More upsetting still is the fact that law enforcement and prosecutors often work in tandem to find grounds for more serious and drastic offenses in order to force individuals to take a plea bargain out of concern for the consequences if they do not. Even individuals who know they are innocent may feel like they have no choice but to enter a plea bargain, as the initial charge they face may carry very severe consequences.
The Equity First Alliance recognized the need for serious reform and took action by organizing the first-ever National Expungement Week at the end of October 2018. They hosted events in major cities across the country where individuals could receive legal advice about expungement and also help with other issues, such as government assistance programs.
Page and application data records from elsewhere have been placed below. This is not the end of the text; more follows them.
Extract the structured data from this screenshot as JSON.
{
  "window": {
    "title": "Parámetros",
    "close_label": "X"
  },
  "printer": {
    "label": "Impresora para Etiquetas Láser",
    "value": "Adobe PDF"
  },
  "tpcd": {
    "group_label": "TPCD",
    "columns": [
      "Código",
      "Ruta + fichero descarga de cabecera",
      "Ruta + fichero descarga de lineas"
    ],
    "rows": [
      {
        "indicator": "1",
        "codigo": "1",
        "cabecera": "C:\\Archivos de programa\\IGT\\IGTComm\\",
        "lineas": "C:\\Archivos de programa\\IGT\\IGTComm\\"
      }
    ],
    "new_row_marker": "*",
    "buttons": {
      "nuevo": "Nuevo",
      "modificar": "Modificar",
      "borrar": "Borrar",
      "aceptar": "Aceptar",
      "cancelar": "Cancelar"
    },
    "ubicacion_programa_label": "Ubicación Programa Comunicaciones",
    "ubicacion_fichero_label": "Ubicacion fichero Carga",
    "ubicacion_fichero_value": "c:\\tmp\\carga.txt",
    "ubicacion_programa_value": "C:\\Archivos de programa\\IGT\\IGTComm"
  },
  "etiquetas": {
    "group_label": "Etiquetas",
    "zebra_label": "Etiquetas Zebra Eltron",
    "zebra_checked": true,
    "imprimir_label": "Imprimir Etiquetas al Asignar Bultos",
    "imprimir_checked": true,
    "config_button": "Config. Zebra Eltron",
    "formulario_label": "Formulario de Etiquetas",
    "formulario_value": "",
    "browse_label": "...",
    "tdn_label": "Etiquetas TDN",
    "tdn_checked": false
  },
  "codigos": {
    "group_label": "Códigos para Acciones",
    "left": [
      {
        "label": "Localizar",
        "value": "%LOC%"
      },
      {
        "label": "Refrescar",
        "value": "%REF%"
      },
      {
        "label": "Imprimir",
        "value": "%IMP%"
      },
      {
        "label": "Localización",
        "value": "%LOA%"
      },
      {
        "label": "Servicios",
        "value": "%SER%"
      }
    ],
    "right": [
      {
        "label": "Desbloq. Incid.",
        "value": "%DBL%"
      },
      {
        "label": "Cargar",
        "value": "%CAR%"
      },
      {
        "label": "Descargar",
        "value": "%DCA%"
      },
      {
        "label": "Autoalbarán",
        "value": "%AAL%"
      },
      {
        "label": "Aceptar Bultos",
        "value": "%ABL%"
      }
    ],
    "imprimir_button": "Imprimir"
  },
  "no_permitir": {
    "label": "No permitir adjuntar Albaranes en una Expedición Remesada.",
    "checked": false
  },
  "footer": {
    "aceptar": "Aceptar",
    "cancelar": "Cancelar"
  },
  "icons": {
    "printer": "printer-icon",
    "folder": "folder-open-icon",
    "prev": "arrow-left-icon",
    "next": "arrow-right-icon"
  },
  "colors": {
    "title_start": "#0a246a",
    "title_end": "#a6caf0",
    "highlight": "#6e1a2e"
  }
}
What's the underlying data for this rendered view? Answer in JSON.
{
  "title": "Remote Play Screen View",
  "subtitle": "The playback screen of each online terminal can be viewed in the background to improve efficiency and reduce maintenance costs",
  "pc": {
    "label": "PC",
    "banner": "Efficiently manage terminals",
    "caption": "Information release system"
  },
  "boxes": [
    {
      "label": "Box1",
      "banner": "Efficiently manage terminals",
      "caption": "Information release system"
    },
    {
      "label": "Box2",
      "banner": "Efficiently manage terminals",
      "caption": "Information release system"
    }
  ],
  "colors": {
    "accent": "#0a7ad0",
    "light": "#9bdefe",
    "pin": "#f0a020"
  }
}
Overall, this nationwide effort had a great impact on local communities. Organizers report that 298 individuals initiated the process to expunge or seal their criminal records, many of which were related to nonviolent cannabis offenses. Roughly another 400 individuals received other services at the various events that took place across the country. The Equity First Alliance estimates that the efforts it undertook during National Expungement Week likely generated a public benefit of $3,000,000 due to the sealing and expungement of public records.
Individuals caught with cannabis in their possession often face ridiculous penalties for a crime that few people still think should be prosecuted. Even after those people complete their jail sentences or probation and pay off their fines, they must deal with the burden of a criminal record for the rest of their lives. In other words, non-violent offenders who face drug charges often have to deal with very steep consequences that don’t reflect the seriousness of the offense.
The number of people with unnecessary criminal records, as well as the social burden that those records generate by keeping people out of gainful employment, is an issue that our society needs to address and soon. While plans are already underway for another National Expungement Week in 2019, the Equity First Alliance is also pushing for legal reform regarding cannabis laws.
They recently published an open letter looking at the impact of cannabis legalization on the rates of arrests for cannabis offenses. Their conclusion is clear: more reform is needed, especially as big business moves into cannabis. People of color are still disproportionately carrying the weight of prohibition, and their convictions often also preclude them from benefiting from the jobs created by legal cannabis markets.
Hopefully, those in power will pay attention to the financial impact of expungement and cannabis law reform, if they simply refuse to see the moral and social values of such legal reformation. A widespread effort is still necessary to help change laws in prohibitionist states, reduce pedantic (and racially/economically biased) enforcement of cannabis laws in states with legalization laws, and help those with existing convictions clear their records so that they can fully rejoin society.
For previous Ladybud coverage of expungement issues, click here.